Kenya’s insurance industry is crowded with more than 40 firms in operation. Ironically, due to negative perceptions, the collapse of several operators and lack of education, only 2.8% of the population is insured. A month ago, Takaful Insurance of Africa (TIA) – the first fully Shariah-compliant insurance company to be registered in Kenya – began operations riding on the fundamentals of integrity, honesty and fairness outlined in the Shariah laws. Around 10% of Kenya’s population of 40 million is Muslim and TIA is hoping to capture a sizeable portion of the market. How we made it in Africa’s Regina Ekiru spoke to TIA chief executive officer Hassan Bashir.[hidepost=9][/hidepost]
Tell us more about TIA?
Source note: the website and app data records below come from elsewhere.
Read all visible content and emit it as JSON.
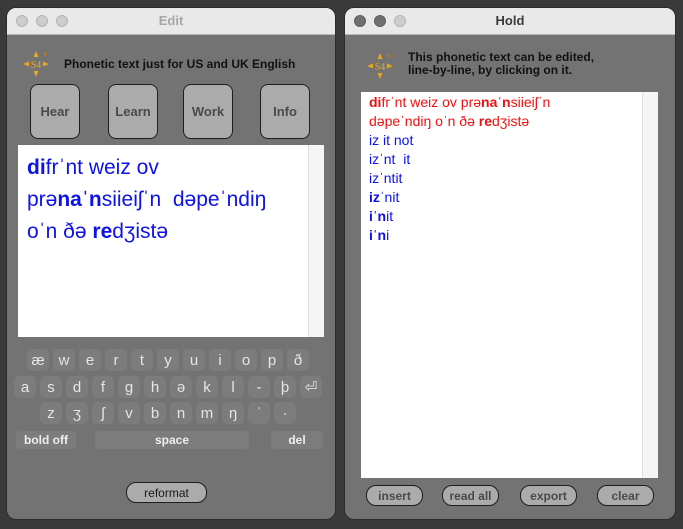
{
  "edit_window": {
    "title": "Edit",
    "logo_icon": "s4-compass-logo",
    "header_text": "Phonetic text  just for US and UK English",
    "buttons": [
      "Hear",
      "Learn",
      "Work",
      "Info"
    ],
    "text_lines": [
      [
        {
          "t": "di",
          "b": true
        },
        {
          "t": "frˈnt weiz ov",
          "b": false
        }
      ],
      [
        {
          "t": "prə",
          "b": false
        },
        {
          "t": "naˈn",
          "b": true
        },
        {
          "t": "siieiʃˈn  dəpeˈndiŋ",
          "b": false
        }
      ],
      [
        {
          "t": "oˈn ðə ",
          "b": false
        },
        {
          "t": "re",
          "b": true
        },
        {
          "t": "dʒistə",
          "b": false
        }
      ]
    ],
    "keyboard": {
      "row1": [
        "æ",
        "w",
        "e",
        "r",
        "t",
        "y",
        "u",
        "i",
        "o",
        "p",
        "ð"
      ],
      "row2": [
        "a",
        "s",
        "d",
        "f",
        "g",
        "h",
        "ə",
        "k",
        "l",
        "-",
        "þ",
        "⏎"
      ],
      "row3": [
        "z",
        "ʒ",
        "ʃ",
        "v",
        "b",
        "n",
        "m",
        "ŋ",
        "ˈ",
        "·"
      ],
      "bold_off": "bold off",
      "space": "space",
      "del": "del"
    },
    "reformat_label": "reformat"
  },
  "hold_window": {
    "title": "Hold",
    "logo_icon": "s4-compass-logo",
    "header_line1": "This phonetic text can be edited,",
    "header_line2": "line-by-line, by clicking on it.",
    "lines": [
      {
        "color": "red",
        "parts": [
          {
            "t": "di",
            "b": true
          },
          {
            "t": "frˈnt weiz ov prə",
            "b": false
          },
          {
            "t": "naˈn",
            "b": true
          },
          {
            "t": "siieiʃˈn",
            "b": false
          }
        ]
      },
      {
        "color": "red",
        "parts": [
          {
            "t": "dəpeˈndiŋ oˈn ðə ",
            "b": false
          },
          {
            "t": "re",
            "b": true
          },
          {
            "t": "dʒistə",
            "b": false
          }
        ]
      },
      {
        "color": "blue",
        "parts": [
          {
            "t": "iz it not",
            "b": false
          }
        ]
      },
      {
        "color": "blue",
        "parts": [
          {
            "t": "izˈnt  it",
            "b": false
          }
        ]
      },
      {
        "color": "blue",
        "parts": [
          {
            "t": "izˈntit",
            "b": false
          }
        ]
      },
      {
        "color": "blue",
        "parts": [
          {
            "t": "iz",
            "b": true
          },
          {
            "t": "ˈnit",
            "b": false
          }
        ]
      },
      {
        "color": "blue",
        "parts": [
          {
            "t": "iˈn",
            "b": true
          },
          {
            "t": "it",
            "b": false
          }
        ]
      },
      {
        "color": "blue",
        "parts": [
          {
            "t": "iˈn",
            "b": true
          },
          {
            "t": "i",
            "b": false
          }
        ]
      }
    ],
    "buttons": [
      "insert",
      "read all",
      "export",
      "clear"
    ]
  },
  "colors": {
    "phonetic_blue": "#0d12e8",
    "phonetic_red": "#ee1111",
    "logo_gold": "#e8a620"
  }
}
TIA was founded in 2008 and formally licensed in January this year. Unlike conventional insurance products, under the Takaful (an Islamic insurance concept) model no interest is charged and losses and surpluses are shared between policy holders and the company. Premiums paid by clients are channeled to a risk fund managed by TIA. These funds will pay for losses suffered by the contributors to the pool. Once the risk fund surpasses a certain threshold amount, the surplus is given back to the members.
TIA will act as an agent in managing the Takaful operations on behalf of the clients, administering the participation process, managing collection of the Takaful contributions and processing the claims according to the contract agreed with the clients. In return, TIA is entitled to a fee which is deducted upfront as a percentage of the contributions paid by the participants.
We will unveil our first branch in Nairobi’s Eastleigh, an estate that has a large Muslim population. We are going to Eastleigh because it is outside the periphery of insurance at the moment. In the pipeline also are two other branches in Mombasa and Nairobi’s central business district. Our ambition is to also register subsidiaries in Tanzania and Uganda in the coming years.
Do you think there is demand for Takaful in the African market?
As an insurance practitioner, I can say there are certain elements of conventional insurance products that one cannot sell to Muslims. TIA is here to fill that gap.
Are your products available to non-Muslims?
We will be opening our doors to all Kenyans. The model is designed to serve people of all faiths and backgrounds, despite the reference to Shariah laws. We are simply providing an ethical product line. Anyone willing to be managed under the fundamentals of fairness, justice and responsibility is welcome. We believe these are the fundamentals that underline all religions.
What challenges do you foresee in the market?
The concept of Islamic finance is new in the country and regulatory measures have not been evened out to fully accommodate the Islamic finance sector. A lot has to be done in terms of regulation, considering that our model is non-interest-based operations that might present difficulties in fund placement. A significant part of insurance profits come from investments not premiums. We will have to find compliant instruments within the regulatory environment that currently exists. This will be a challenge since it automatically reduces the windows of opportunity.
How do you plan to get around these challenges?
We are looking at compliant investments like infrastructure bonds in the future. We are also engaging players in the Islamic banking sector to create investment opportunities that are Shariah complaint.
What is your financial targets for the year?
Our target is to make premium collections of Ksh.1 billion (US$12 million) in the first twelve months of operation.
Where do you want to take TIA?
I would like to spearhead TIA to the league of the top ten best-performing companies in East Africa. It seems like a tall order, but it is not. Our target is to expand the boundaries of the insurance industry and improve the penetration in the country, and this we will achieve.